Whatever, "higher education is facing a very serious problem in respect of the mathematics knowledge and manifest ability of its entering classes."

Testing dates and centres will be set up across South Africa from September and information about the tests disseminated widely. Participating universities or faculties will ask applicants to write the tests, from September, and workshops will be held on how to interpret the results.

"Extensive use will be made of mobile phone technology (for example, to register students to write the tests and to deliver their results. Easypay, with its extensive national paypoints, will be used to collect the test fees," said the draft report.

Students will receive their results, as well as institutions to which they applied. Institutions will also be provided with reports on the profiles of entering students as a group, per faculty, to help them ensure they are able to cater adequately for students' educational needs.

The draft report proposed that the National Benchmarking Tests Project in future be governed and operated by an advisory group including experts from the Centre for Higher Education Development at the University of Cape Town and representatives of HESA.

I think the report is not adequate. It seeks to highly undermine the literacy rate of African students in particular. We should not shy away from the fact that what is currently occurring in South Africa, and the "collapse" of education as the report suggests, was caused by the very same people who are critical of the current situation. Universities need to be fully autonomous so that they can again produce agents of colonialism. South African education will reach the stage of producing young intellectuals who will benefit the transformation of society, nothing else. We want to be Harvard University neither Oxford, we can only be UNISA, Fort Hare etc. The West must stop comparing us with them because we don't even compare in currency. All this is caused by them.

Sive Gumenge

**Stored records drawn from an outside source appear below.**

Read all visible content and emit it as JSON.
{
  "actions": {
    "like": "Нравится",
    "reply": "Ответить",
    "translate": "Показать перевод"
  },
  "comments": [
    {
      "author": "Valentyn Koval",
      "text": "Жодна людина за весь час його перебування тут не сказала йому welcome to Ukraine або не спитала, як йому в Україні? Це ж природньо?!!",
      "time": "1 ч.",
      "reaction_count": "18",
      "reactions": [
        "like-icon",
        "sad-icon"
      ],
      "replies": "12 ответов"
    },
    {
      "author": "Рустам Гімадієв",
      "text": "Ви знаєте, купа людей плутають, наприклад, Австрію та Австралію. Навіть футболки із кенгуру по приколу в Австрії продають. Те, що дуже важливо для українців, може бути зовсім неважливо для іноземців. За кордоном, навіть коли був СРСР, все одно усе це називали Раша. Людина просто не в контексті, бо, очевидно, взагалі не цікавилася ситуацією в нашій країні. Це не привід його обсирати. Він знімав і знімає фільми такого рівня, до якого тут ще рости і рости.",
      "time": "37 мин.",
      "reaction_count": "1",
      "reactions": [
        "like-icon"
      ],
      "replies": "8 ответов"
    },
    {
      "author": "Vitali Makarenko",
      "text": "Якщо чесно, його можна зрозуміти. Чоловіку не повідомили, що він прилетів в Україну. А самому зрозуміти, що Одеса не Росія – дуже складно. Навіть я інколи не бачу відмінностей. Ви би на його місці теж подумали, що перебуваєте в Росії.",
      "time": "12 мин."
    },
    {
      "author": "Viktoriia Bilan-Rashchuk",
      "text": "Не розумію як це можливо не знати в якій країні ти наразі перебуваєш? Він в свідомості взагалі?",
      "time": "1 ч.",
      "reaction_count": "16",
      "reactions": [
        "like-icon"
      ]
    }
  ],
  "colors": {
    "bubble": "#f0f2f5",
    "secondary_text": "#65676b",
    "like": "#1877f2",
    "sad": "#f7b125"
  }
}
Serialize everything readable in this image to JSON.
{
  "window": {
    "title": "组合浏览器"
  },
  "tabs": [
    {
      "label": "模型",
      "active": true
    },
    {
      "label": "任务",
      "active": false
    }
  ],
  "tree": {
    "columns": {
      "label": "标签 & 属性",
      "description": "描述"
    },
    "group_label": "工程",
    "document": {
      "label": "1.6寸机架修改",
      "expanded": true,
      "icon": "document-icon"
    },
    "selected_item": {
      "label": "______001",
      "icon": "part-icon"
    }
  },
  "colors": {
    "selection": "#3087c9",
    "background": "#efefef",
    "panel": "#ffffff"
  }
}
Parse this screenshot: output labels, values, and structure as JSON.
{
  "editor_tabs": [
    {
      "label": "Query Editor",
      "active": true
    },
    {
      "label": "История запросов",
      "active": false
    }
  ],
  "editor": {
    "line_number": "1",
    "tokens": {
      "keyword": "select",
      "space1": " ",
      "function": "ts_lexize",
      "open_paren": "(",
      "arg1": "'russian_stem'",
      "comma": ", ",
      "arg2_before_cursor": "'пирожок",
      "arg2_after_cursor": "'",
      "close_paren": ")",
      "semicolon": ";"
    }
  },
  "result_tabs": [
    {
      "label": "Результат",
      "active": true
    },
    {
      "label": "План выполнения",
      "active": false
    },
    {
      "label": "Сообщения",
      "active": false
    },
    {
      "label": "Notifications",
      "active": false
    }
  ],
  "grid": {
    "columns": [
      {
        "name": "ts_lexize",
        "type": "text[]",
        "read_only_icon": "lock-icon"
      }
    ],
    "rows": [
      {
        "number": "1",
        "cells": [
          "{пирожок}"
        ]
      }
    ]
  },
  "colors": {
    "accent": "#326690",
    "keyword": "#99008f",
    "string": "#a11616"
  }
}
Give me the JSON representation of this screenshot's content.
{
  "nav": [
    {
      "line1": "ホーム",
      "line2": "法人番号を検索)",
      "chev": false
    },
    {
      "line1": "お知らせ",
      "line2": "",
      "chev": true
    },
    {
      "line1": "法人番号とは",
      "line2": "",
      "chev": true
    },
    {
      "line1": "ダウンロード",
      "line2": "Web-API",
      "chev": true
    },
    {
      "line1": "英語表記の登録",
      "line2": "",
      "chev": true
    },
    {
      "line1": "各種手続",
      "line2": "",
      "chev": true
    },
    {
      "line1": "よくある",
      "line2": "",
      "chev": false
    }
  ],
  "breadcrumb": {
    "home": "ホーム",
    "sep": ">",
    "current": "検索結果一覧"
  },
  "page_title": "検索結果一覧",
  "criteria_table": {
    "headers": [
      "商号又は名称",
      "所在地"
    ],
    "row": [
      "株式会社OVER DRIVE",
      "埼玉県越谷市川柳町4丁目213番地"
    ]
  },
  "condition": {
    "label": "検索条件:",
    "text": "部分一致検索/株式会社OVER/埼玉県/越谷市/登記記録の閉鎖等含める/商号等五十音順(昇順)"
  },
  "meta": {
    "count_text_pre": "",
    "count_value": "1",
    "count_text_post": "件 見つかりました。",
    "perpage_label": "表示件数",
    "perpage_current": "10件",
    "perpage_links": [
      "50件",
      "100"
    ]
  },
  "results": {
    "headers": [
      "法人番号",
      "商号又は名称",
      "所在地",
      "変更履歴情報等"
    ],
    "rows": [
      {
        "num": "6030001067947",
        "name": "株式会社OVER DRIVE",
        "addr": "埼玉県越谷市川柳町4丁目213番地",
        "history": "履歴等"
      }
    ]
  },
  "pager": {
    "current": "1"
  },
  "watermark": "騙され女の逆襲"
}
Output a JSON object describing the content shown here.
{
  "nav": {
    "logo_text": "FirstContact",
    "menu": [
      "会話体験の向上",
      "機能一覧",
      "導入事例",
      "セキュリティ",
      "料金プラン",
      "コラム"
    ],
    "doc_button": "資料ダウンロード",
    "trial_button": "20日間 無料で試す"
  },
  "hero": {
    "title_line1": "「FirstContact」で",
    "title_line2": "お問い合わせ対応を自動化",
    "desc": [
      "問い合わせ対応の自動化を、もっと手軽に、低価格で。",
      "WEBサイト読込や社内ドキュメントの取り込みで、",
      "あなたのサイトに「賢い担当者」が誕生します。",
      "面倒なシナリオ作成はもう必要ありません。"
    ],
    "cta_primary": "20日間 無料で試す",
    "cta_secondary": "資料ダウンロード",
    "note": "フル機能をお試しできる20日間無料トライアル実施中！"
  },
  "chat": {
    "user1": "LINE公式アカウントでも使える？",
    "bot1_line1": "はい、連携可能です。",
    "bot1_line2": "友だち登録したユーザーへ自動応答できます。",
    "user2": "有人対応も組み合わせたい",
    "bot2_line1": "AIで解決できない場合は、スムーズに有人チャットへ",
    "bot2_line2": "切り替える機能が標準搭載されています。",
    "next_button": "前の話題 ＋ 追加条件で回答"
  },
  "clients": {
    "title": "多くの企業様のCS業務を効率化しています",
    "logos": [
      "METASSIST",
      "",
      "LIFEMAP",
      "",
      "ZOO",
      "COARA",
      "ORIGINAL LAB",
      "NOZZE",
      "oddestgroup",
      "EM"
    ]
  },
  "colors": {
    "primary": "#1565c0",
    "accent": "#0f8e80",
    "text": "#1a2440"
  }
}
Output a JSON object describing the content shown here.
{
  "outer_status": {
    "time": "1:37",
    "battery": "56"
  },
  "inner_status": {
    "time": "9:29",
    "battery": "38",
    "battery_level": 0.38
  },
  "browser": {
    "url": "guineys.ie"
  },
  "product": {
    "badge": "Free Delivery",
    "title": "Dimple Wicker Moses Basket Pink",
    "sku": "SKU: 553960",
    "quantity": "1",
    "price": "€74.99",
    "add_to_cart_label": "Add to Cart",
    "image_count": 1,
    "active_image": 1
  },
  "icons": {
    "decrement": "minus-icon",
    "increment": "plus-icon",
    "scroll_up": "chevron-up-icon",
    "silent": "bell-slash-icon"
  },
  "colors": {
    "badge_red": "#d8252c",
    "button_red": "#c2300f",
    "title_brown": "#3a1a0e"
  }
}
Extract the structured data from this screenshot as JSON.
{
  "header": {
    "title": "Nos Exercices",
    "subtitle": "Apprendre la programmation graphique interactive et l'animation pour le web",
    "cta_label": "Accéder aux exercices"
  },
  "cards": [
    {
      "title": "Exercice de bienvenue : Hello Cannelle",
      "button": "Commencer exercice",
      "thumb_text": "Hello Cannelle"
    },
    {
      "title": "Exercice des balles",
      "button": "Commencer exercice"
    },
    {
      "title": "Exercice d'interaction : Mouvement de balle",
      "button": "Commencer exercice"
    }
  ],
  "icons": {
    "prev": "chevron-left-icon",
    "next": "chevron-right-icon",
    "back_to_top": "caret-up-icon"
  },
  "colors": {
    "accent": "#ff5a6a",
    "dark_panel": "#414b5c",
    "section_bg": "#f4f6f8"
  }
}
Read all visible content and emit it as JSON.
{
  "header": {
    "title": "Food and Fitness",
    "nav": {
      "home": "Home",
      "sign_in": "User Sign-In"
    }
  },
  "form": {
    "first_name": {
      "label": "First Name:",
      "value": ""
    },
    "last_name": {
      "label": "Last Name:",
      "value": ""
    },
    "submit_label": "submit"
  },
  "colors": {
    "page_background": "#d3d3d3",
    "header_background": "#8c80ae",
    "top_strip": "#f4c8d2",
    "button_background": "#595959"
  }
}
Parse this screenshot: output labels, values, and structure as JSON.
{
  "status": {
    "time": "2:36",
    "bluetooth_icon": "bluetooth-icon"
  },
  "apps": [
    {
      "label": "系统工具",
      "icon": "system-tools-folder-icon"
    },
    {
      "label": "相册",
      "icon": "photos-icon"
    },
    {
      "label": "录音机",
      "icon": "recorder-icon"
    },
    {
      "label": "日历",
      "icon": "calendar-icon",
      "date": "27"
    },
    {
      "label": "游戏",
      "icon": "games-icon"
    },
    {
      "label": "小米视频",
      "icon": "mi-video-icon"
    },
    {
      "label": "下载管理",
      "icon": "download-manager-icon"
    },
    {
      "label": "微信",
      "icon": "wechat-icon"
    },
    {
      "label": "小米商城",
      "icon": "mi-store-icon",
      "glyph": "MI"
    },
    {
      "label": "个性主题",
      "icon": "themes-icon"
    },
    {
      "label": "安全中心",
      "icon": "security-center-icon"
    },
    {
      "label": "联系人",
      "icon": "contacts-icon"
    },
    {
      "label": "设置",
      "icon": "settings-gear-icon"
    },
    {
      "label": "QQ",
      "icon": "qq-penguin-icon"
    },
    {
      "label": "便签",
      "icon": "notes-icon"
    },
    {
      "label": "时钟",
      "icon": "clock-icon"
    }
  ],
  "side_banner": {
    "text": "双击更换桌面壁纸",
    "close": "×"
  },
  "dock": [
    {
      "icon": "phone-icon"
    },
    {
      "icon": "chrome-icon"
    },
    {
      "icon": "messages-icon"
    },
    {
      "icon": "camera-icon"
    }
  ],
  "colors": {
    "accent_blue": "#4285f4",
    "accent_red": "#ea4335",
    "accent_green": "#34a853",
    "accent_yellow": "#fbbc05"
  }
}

South Africanised 'OBE' has failed a whole generation of learners. This is what was predicted by most leading academics more than 10 years ago. The quicker we trash OBE and redesign our curriculum and salvage the mess the better. Unfortunately a lot of the damage is irrepairable. Minister Angie Motshekga has come to realise this.

Leon Sumter